For the past six months, the people who police the shipping lanes, otherwise known as Holyhead Coastguard, have been working under the kind of absolute uncertainty that only people who’ve been told their jobs are going will know and understand. Their base, along with Milford Haven, was identified as one of the centres that could go with a reshuffle of the Coastguard services round Britain as new technology shapes the need for the job they do.
As jobs go, it’s a pretty stressful one. Let’s face it, you don’t normally call on the Coastguard for a nice chat. They’re there when things get a little bit critical.

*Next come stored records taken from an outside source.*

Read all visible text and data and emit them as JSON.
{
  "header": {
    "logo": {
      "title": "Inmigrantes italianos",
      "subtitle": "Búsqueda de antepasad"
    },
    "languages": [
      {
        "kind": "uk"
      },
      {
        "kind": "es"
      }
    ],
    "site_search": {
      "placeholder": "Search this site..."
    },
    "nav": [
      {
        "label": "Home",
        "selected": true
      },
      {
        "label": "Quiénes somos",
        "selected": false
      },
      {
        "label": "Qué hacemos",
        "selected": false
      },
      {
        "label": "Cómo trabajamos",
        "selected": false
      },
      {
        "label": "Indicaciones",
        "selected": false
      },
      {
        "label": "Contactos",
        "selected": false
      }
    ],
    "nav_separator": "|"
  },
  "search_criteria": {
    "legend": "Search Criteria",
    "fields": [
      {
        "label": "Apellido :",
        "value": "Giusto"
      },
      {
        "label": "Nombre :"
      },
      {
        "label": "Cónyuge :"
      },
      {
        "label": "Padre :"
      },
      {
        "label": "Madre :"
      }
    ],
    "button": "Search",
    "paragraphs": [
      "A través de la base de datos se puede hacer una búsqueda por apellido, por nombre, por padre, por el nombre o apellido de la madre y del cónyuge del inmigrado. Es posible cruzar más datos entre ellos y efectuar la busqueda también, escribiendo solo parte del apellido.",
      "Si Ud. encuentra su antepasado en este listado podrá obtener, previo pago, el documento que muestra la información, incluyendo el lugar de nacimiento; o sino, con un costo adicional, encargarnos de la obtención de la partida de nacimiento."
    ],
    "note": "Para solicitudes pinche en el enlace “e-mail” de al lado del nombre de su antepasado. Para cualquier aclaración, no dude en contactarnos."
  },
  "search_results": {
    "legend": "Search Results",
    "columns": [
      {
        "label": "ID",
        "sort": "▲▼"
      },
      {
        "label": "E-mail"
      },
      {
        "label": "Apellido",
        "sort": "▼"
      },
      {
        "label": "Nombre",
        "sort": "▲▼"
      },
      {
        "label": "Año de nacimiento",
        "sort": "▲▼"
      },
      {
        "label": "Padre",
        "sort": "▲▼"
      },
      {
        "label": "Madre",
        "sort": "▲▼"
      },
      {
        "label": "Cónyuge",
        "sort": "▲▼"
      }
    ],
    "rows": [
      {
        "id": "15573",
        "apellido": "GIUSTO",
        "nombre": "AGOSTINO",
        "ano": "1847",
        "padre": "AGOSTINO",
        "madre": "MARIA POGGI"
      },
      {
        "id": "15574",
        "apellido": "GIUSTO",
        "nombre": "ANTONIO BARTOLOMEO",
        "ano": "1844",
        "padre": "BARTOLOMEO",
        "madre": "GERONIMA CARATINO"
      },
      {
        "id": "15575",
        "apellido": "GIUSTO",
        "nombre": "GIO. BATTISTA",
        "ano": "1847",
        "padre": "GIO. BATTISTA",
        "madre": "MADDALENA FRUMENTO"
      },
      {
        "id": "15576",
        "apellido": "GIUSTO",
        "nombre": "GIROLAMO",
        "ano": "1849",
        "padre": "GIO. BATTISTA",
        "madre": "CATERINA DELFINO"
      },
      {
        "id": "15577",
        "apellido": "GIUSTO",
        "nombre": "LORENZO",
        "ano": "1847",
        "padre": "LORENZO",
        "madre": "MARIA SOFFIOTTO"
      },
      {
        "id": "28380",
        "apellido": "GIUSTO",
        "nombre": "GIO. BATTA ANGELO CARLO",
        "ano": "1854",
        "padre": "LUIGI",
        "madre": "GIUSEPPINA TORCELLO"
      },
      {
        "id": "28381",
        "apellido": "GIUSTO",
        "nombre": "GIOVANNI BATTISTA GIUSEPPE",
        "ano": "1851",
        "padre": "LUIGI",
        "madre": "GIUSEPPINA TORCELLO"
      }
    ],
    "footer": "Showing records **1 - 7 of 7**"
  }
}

But now – for the next couple of months at least – they have a positive uncertainty. Yesterday Transport Secretary Phillip Hammond said that what was announced at the start of the Coastguard consultation might not be the end result. They may keep more stations open.
Politically, I don’t know the difficulties of balancing the budgets. I do know that you only have to spend a few minutes on the waterfront in Holyhead – an incredibly interesting place – to hear just how the town identifies with its Coastguard. Protests have gathered over a hundred people in defence of keeping Holyhead on. You only have to look out to sea to see the ferries – and further on the other large traffic that meets up with the Mersey pilots on their way into what’s still one of Britain’s biggest ports.
Now, there’s a couple of months worth of waiting – an announcement’s expected just before Parliament breaks for the summer – before the locals will know just what’s going on.